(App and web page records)
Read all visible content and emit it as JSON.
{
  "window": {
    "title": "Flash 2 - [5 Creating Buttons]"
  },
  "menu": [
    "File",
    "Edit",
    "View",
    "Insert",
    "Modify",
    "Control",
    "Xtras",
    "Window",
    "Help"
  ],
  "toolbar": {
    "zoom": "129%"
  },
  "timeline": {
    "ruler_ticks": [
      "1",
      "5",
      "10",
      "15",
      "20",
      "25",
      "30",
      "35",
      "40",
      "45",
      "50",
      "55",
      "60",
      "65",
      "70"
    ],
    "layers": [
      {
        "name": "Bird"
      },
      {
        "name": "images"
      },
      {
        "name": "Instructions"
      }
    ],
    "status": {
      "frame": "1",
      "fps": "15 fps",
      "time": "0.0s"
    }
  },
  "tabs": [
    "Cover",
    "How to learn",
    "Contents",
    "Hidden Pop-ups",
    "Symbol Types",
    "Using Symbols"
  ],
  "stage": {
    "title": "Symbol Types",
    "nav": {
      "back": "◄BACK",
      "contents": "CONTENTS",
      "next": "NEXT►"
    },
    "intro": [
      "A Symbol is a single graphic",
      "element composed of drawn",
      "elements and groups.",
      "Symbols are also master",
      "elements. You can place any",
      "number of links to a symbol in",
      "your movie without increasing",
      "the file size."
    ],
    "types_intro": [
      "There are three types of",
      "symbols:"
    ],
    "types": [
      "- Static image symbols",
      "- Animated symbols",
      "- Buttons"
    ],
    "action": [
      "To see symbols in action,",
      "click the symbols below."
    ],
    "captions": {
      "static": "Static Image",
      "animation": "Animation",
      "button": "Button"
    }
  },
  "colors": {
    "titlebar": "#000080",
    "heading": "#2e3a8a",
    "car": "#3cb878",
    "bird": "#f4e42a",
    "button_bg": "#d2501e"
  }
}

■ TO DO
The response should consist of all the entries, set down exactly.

■ TASK OUTPUT
Read all visible content and emit it as JSON.
{
  "window": {
    "title": "Flash 2 - [5 Creating Buttons]"
  },
  "menu": [
    "File",
    "Edit",
    "View",
    "Insert",
    "Modify",
    "Control",
    "Xtras",
    "Window",
    "Help"
  ],
  "toolbar": {
    "zoom": "129%"
  },
  "timeline": {
    "ruler_ticks": [
      "1",
      "5",
      "10",
      "15",
      "20",
      "25",
      "30",
      "35",
      "40",
      "45",
      "50",
      "55",
      "60",
      "65",
      "70"
    ],
    "layers": [
      {
        "name": "Bird"
      },
      {
        "name": "images"
      },
      {
        "name": "Instructions"
      }
    ],
    "status": {
      "frame": "1",
      "fps": "15 fps",
      "time": "0.0s"
    }
  },
  "tabs": [
    "Cover",
    "How to learn",
    "Contents",
    "Hidden Pop-ups",
    "Symbol Types",
    "Using Symbols"
  ],
  "stage": {
    "title": "Symbol Types",
    "nav": {
      "back": "◄BACK",
      "contents": "CONTENTS",
      "next": "NEXT►"
    },
    "intro": [
      "A Symbol is a single graphic",
      "element composed of drawn",
      "elements and groups.",
      "Symbols are also master",
      "elements. You can place any",
      "number of links to a symbol in",
      "your movie without increasing",
      "the file size."
    ],
    "types_intro": [
      "There are three types of",
      "symbols:"
    ],
    "types": [
      "- Static image symbols",
      "- Animated symbols",
      "- Buttons"
    ],
    "action": [
      "To see symbols in action,",
      "click the symbols below."
    ],
    "captions": {
      "static": "Static Image",
      "animation": "Animation",
      "button": "Button"
    }
  },
  "colors": {
    "titlebar": "#000080",
    "heading": "#2e3a8a",
    "car": "#3cb878",
    "bird": "#f4e42a",
    "button_bg": "#d2501e"
  }
}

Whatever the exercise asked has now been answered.